    The blog has, since its inception in 2007, been a GAMING Blog. Not a MMO blog. It has always been about the games we play. Our little tagline has been that we bring our readers our latest PC/Console views, MMO Adventures, and more from a unique and refreshing perspective. Yes, for years our posts covered MMOs. Why? 2007-2013’ish was absolutely saturated with MAJOR launches (most major flops) and that garnered coverage.

    We’ll continue to write about great games, MMO or not. 🙂

    @Madi: Well said, I agree. 🙂

  • I quit WoW in March when my guild fell apart in March. Last month your WoW posts made me resub, and I’m back doing somewhat casual raiding (2 nights a week heroic).

    My ultimate MMO I’m pretty sure is very similar to yours, something Everquesty or even Vanilla WoWy – but I’ve sort of resigned myself to the fact that it isn’t coming. I’ve started looking at new WoW as a different game than the original. I play it more like a co-op RPG than an MMORPG… and that’s fine. I have friends that act like I should apologize for playing WoW now, like I’m betraying the greatness that was vanilla WoW. F those guys. I’m having a great time.

  • Blade and Soul looks like it has some potential to be pretty good. Its already a well established mmo being brought to the west…. Thoughts keen? Besides that.. I am playing CS:GO and waiting for Overwatch.

  • @Grant:

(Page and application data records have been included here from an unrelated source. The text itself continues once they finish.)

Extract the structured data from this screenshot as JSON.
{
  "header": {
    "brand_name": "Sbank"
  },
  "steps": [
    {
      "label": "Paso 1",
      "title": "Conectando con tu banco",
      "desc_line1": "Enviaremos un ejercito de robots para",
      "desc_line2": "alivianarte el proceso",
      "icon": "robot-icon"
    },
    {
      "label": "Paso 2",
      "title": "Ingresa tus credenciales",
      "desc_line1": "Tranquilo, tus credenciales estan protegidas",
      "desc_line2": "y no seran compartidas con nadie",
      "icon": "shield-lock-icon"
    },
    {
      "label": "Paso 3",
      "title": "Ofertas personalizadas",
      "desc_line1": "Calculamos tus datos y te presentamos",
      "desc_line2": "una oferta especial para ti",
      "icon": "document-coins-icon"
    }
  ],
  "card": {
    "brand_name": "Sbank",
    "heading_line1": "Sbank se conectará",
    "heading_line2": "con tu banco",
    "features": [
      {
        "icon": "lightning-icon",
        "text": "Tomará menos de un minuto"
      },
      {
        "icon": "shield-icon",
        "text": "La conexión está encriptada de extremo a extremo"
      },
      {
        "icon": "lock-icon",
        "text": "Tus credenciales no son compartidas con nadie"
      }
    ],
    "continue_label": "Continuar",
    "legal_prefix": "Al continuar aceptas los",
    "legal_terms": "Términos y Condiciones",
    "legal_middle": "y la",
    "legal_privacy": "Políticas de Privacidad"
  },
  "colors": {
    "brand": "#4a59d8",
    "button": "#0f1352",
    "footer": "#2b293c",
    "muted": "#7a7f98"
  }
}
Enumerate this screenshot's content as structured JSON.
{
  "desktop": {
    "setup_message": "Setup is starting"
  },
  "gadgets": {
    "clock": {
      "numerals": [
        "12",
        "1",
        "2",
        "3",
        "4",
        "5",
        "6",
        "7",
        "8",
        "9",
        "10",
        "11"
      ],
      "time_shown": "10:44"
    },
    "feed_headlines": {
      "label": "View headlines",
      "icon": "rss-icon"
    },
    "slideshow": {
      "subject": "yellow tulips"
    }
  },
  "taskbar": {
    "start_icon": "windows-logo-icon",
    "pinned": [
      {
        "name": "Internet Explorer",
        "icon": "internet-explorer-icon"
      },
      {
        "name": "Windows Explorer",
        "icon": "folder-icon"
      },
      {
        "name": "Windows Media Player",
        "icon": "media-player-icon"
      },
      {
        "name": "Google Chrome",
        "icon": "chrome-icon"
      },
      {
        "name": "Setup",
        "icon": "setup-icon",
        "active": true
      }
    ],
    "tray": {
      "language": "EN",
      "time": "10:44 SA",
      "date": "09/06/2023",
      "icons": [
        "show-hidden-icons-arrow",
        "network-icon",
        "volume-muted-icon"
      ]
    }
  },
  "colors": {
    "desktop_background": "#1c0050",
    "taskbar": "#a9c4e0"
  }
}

    The devs have a sense of humor, such as the cat minion’s special attack, “If I fits, I sits”.

  • “I’d much rather play a ton of fun games out there that aren’t MMOs than sit around and hate “gaming” because MMOs are currently awful. I’m having an awesome time gaming in 2015, and it’s because I got tired of waiting and moved on. Does that mean I won’t play MMOs anymore? Heck no. MMOs are my favorite games. I’m just waiting until they deserve it again, and by waiting I mean playing lots of awesome games.”

    Hoping more people read those words and it sinks in. Whining about how one thing isn’t living up to their expectations just detracts from the time they can spend enjoying something else until their main game gets back on track.

  • @Jenks: Having fun is all that matters. If you love WoW, right on! I’m enjoying my casual trek through the story.

    @Grant: I’ll be candid by saying I really do not enjoy the games with a huge eastern influence. B&S wasn’t appealing already, and they’d have to make some massive changes to make me want to play a westernized version. I haven’t seen any indicators of that.

    @Loktofeit: Good to see you again Loktofeit. Yeah, I lost years of enjoyment sitting around playing games that weren’t fun simply because I felt like I had to play MMOs. Then I lost several more years moping about and bemoaning the current state of MMOs. I regret having lost years of great games, which is why I’m currently having so much fun playing releases from that era as well as newer releases that aren’t MMOs.

  • “Crowfall … let’s just say I have my “I told you so” post already written. Yeah, that sums it up.”

    Promise to make that post public regardless of what happens to Crowfall?

    Beyond that, mostly agree (though FFXIV is vanilla WoW in 2015 in terms of playing something fun that works), though IMO CU has the best-case scenario of “RvR-only DAOC”, which to me will at best be fun for a few months, while Crowfall has the potential to actual feel like something different that still makes sense (short 1-3 month bursts, win/lose, always progress long-term) as an MMO.

    For me surprisingly mobile games have filled the MMO space. Between guilds in CoC and BB, I get the large-group social thing, plus long-term progression, as well as a mix of high-end PvP (CoC) and raid-like PvE (BB).

  • @SynCaine: I promise to make all of my thoughts on Crowfall public. Bookmark this post. 😛

    I really like BB. Played for months and months. CoC, for whatever reason, never really resonated with me. Overall though, I play mobile games a ton. I do most of that while out of the house, though.